Mark Whitlock (29:19):You’ve been listening to an interview from golden spiral on studio CMO with Janet Matsuda of Sysdig. During our interview, Janet mentioned a video that her team produced that helped their investors see their solution. More clearly. We’ve put that video in our show notes. So come on over to studiocmo.com/014, and check that out. We’ll also link out to cystics blog. And we discussed that during the interview at length, their blog is frequently updated and filled with the type of problem identifying and problem solving content. Every SaaS company needs to boost their search rankings and bottom line truly help their customers. If you want to build an SEO powerhouse blog, come on over to our show notes and you can download Golden Spiral’s, free Content Strategy Guide, and you can check out our blog. We’ve got tons of articles about building a better block.
Mark Whitlock (30:13):So that’s studiocmo.com/014. You want to download the content strategy guide there from the show notes. Hey, and before we go to things first, please subscribe to Studio CMO. When you visit us at the show notes, hit the subscribe button, choose your favorite app and get your content delivered directly to your device. So you won’t miss a single episode and a timely reminder. Now, if you’re listening to this sometime after June of 2020, don’t worry about it. But if you are listening to it right now, here in June, please listen up next week on July 1st, the penalties and enforcement for the California Consumer Privacy Act go into effect. You know, it’s crazy. A recent survey came out that showed only 14% of companies with California contacts in their CRM are in compliance with CCPA and another 29% have a plan in place, but aren’t ready.
Mark Whitlock (31:13): So that means the vast bulk of companies are not ready for the penalty phase of the CCPA, which goes into effect July 1st and get this: the California attorney general has indicated that SaaS companies will be some of his first targets for investigation because of the amount of consumer data they collect and process.

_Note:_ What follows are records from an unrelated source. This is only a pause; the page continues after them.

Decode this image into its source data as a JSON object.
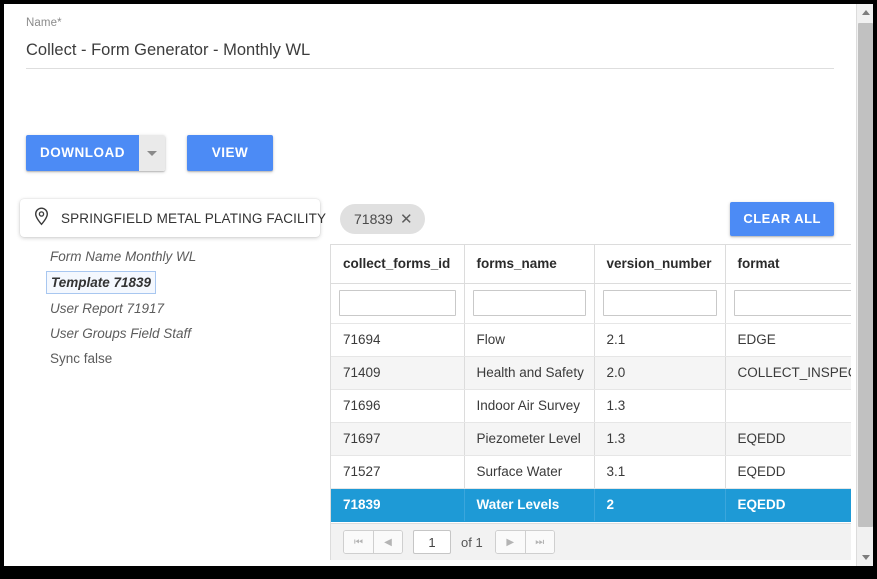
{
  "form": {
    "name_label": "Name",
    "required_marker": "*",
    "name_value": "Collect - Form Generator - Monthly WL"
  },
  "toolbar": {
    "download_label": "DOWNLOAD",
    "download_caret_icon": "chevron-down-icon",
    "view_label": "VIEW"
  },
  "facility": {
    "pin_icon": "location-pin-icon",
    "name": "SPRINGFIELD METAL PLATING FACILITY"
  },
  "meta": [
    {
      "text": "Form Name Monthly WL",
      "style": "italic"
    },
    {
      "text": "Template 71839",
      "style": "highlight"
    },
    {
      "text": "User Report 71917",
      "style": "italic"
    },
    {
      "text": "User Groups Field Staff",
      "style": "italic"
    },
    {
      "text": "Sync false",
      "style": "plain"
    }
  ],
  "filters": {
    "chip_label": "71839",
    "chip_remove_icon": "close-icon",
    "clear_all_label": "CLEAR ALL"
  },
  "grid": {
    "columns": [
      "collect_forms_id",
      "forms_name",
      "version_number",
      "format"
    ],
    "filter_values": [
      "",
      "",
      "",
      ""
    ],
    "filter_placeholders": [
      "",
      "",
      "",
      ""
    ],
    "rows": [
      {
        "cells": [
          "71694",
          "Flow",
          "2.1",
          "EDGE"
        ],
        "selected": false
      },
      {
        "cells": [
          "71409",
          "Health and Safety",
          "2.0",
          "COLLECT_INSPECTION"
        ],
        "selected": false
      },
      {
        "cells": [
          "71696",
          "Indoor Air Survey",
          "1.3",
          ""
        ],
        "selected": false
      },
      {
        "cells": [
          "71697",
          "Piezometer Level",
          "1.3",
          "EQEDD"
        ],
        "selected": false
      },
      {
        "cells": [
          "71527",
          "Surface Water",
          "3.1",
          "EQEDD"
        ],
        "selected": false
      },
      {
        "cells": [
          "71839",
          "Water Levels",
          "2",
          "EQEDD"
        ],
        "selected": true
      }
    ]
  },
  "pager": {
    "first_icon": "page-first-icon",
    "prev_icon": "page-prev-icon",
    "next_icon": "page-next-icon",
    "last_icon": "page-last-icon",
    "page_value": "1",
    "of_label": "of 1"
  },
  "scrollbar": {
    "up_icon": "scroll-up-icon",
    "down_icon": "scroll-down-icon"
  },
  "colors": {
    "accent_blue": "#4c8bf5",
    "selected_row": "#1e9ad6",
    "chip_gray": "#e0e0e0"
  }
}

So we’ve got you covered. We have a free CCPA checklist. You can download from our website. It’ll give you everything your web team needs to take your website from where it is now to compliance within a matter of hours. So come on over to studiocmo.com/014, and download our free CCPA checklist for your web team.
Mark Whitlock (31:57):Coming up on the next episode, Shawn burns is going to be with us. He’s the CEO and founder of outlier is going to join us from his home. And we’re going to talk about how marketing works, growing companies, companies that are trying to scale until then fully understand your buyer’s problems lead out of that empathetic understanding and always, always make your buyer, the her. We’ll see you next time on Studio CMO.